Entitativity is an individual’s cognitive assessment of a social unit as a group (Blanchard et al., 2020; Campbell, 1958; Lickel et al., 2001). […] If people do not experience a certain level of entitativity in groups, they do not enact group processes and experience group outcomes. For example, if people at the bus stop experience conﬂict, they may be likely to call in external authorities to resolve this conﬂict. On the other hand, a well-functioning workgroup should be able to resolve the conﬂict themselves facilitated by a good leader.
Koosolekute korraldajad-läbiviijad võiksid möönda:
More importantly, social identity, self-categorization, and entitativity are all inherently linked together (Evans, Graupensperger, Benson, Eys, Hastings, & Jinger, 2019; Hogg et al., 2004; Hogg & Terry, 2000; Hohman et al., 2016; Sani et al., 2019; Turner & Reynolds, 2012). Employees have to perceive a group in order to belong to it.

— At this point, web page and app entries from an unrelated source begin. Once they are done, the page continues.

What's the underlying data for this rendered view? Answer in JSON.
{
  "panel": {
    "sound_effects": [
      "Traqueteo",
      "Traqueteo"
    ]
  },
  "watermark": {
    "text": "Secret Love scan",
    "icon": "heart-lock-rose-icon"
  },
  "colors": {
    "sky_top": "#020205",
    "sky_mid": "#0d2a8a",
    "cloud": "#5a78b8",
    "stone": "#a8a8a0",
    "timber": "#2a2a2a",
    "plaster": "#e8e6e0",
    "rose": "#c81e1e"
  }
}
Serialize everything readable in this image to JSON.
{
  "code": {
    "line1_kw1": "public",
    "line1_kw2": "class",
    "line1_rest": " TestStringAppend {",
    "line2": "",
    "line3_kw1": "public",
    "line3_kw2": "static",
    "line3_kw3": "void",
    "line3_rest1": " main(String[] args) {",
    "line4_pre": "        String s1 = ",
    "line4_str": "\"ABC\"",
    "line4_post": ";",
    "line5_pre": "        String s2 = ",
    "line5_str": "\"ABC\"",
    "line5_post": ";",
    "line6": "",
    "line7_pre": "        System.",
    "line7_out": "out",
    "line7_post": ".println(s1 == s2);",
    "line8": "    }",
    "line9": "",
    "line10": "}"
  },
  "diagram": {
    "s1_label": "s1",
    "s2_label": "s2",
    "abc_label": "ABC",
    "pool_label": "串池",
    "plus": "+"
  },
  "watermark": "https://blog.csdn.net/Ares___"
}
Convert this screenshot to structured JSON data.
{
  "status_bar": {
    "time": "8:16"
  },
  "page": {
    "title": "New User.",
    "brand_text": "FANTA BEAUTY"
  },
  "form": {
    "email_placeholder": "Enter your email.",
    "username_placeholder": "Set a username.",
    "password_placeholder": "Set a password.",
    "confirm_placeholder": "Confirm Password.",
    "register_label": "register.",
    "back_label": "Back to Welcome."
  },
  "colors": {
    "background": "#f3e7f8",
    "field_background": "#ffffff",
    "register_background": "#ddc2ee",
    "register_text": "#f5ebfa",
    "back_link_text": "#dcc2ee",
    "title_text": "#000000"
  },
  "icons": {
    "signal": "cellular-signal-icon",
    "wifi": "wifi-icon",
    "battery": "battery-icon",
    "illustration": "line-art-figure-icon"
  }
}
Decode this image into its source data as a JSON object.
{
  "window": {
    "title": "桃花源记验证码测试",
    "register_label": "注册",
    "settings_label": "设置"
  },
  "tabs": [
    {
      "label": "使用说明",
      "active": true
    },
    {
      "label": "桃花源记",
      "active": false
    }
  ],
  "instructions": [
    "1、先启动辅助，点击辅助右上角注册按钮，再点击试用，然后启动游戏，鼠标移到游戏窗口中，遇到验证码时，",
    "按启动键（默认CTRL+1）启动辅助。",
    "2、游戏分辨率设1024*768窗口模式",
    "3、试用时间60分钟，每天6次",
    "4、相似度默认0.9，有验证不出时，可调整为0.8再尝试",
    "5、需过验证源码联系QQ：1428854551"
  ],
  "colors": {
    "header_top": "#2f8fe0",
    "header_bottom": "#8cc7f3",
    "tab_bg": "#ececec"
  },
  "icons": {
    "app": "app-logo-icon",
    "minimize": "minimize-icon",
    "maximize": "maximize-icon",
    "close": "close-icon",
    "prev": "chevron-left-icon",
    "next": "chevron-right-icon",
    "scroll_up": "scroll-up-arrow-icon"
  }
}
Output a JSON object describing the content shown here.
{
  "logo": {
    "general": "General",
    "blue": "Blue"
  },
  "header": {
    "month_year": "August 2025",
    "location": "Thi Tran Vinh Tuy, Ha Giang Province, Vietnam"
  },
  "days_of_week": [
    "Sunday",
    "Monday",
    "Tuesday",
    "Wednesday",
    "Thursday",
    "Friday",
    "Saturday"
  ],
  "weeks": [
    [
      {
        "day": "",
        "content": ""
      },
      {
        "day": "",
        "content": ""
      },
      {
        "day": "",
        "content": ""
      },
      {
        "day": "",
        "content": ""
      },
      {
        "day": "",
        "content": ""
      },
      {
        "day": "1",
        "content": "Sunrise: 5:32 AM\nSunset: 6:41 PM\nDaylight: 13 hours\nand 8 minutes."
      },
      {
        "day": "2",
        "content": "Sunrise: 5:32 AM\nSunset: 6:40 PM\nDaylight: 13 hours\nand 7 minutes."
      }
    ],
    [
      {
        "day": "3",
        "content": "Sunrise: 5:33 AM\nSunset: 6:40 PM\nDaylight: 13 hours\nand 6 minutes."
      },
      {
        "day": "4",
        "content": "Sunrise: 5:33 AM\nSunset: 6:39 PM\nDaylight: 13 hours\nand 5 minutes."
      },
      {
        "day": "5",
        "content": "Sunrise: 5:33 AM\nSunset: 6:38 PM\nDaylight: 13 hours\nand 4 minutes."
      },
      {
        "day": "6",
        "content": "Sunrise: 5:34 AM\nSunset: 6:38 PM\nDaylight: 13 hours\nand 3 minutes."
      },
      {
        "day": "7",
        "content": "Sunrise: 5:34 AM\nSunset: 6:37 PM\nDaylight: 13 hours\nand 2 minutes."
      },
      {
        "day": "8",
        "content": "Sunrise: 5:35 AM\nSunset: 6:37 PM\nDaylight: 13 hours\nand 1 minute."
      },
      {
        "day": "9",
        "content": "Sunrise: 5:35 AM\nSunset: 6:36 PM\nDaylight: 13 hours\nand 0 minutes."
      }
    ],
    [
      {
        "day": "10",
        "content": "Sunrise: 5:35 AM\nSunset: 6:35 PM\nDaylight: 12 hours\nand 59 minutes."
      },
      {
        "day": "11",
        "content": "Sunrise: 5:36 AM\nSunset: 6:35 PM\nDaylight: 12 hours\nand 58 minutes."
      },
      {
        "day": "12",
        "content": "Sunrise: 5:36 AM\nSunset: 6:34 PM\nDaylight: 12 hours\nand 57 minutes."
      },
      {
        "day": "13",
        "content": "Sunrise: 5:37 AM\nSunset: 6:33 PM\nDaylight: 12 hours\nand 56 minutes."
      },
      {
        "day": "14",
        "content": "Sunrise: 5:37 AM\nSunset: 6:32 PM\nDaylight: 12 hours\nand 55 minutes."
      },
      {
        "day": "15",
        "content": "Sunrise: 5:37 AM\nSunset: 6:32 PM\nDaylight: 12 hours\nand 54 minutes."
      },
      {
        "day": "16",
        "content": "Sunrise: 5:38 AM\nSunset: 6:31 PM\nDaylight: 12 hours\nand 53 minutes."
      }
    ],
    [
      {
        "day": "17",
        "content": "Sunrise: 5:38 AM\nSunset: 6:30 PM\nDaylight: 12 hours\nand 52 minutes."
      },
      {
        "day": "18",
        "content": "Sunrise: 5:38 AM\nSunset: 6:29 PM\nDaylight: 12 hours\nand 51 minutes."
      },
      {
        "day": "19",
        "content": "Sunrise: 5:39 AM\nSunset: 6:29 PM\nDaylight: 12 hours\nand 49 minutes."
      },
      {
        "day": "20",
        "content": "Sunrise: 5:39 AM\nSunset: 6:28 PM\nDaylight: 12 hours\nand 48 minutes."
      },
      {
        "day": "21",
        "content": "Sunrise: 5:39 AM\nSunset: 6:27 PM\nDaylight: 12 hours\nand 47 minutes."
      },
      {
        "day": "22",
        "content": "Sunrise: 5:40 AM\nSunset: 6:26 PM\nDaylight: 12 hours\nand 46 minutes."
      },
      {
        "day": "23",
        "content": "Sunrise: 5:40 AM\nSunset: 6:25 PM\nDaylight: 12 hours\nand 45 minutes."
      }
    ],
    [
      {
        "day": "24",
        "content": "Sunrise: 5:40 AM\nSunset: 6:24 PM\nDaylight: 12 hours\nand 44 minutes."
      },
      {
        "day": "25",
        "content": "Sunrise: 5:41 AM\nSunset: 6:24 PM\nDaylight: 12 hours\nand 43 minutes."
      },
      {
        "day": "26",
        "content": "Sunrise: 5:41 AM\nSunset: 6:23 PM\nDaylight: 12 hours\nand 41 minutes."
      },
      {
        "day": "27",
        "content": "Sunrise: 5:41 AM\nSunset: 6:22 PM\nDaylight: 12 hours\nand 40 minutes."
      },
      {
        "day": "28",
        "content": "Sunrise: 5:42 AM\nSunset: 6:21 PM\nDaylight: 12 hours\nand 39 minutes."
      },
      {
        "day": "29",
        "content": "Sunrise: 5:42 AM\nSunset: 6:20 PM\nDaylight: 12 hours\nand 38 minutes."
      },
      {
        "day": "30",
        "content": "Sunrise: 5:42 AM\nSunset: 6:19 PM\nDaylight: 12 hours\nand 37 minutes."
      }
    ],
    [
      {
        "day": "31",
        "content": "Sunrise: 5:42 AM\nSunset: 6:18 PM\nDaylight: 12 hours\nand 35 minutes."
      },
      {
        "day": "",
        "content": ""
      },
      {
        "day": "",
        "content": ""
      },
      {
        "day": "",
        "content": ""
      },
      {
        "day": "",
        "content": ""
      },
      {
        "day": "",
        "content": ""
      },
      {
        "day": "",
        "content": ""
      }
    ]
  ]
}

Between meetings, the workgroup is a social category. Employees self-categorize themselves into a variety of personal and work-related social categories every day (Meyer et al., 2006; Welbourne & Paterson, 2017).
Identiteet on oluline:
To summarize, a successful meeting that produces a strong level of entitativity—and group identity—is likely to facilitate the salience of an employee’s workgroup identity between meetings. And when a person’s workgroup identity is salient, it produces normative behavior, positive in-group attitudes, cohesion, cooperation, empathy, collective behavior, shared norms, and mutual inﬂuence (Hogg & Terry, 2000).
Töö hajutatuse tingimustes:
Distributed workgroups increase the importance of meetings in workgroup functioning. For a growing number of workgroups, meetings are no longer one type of workgroup interaction; they are the main type of workgroup interaction. Certainly, this is not true for all groups; some workgroups have been and will continue to be co-located. […] As a result, meetings are the primary opportunity to establish workgroup members’ cognitions and assessments about their workgroup. We have focused on entitativity because it is necessary in order for employees to enact group processes and experience group outcomes. We suggest that meetings and the workgroup entitativity that develops during them may take on a level of importance previously unrecognized in other theories about employees and their workgroups.
For example, perceived organizational support is mediated by managerial support and most strongly experienced at the workgroup level (Allen & Shanock, 2013; Shanock & Eisenberger, 2006; Woznyj et al., 2017).
Blanchard, A. L., & Allen, J. A. (2022). The entitativity underlying meetings: Meetings as key in the lifecycle of effective workgroups. Organizational Psychology Review. https://doi.org/10.1177/20413866221101341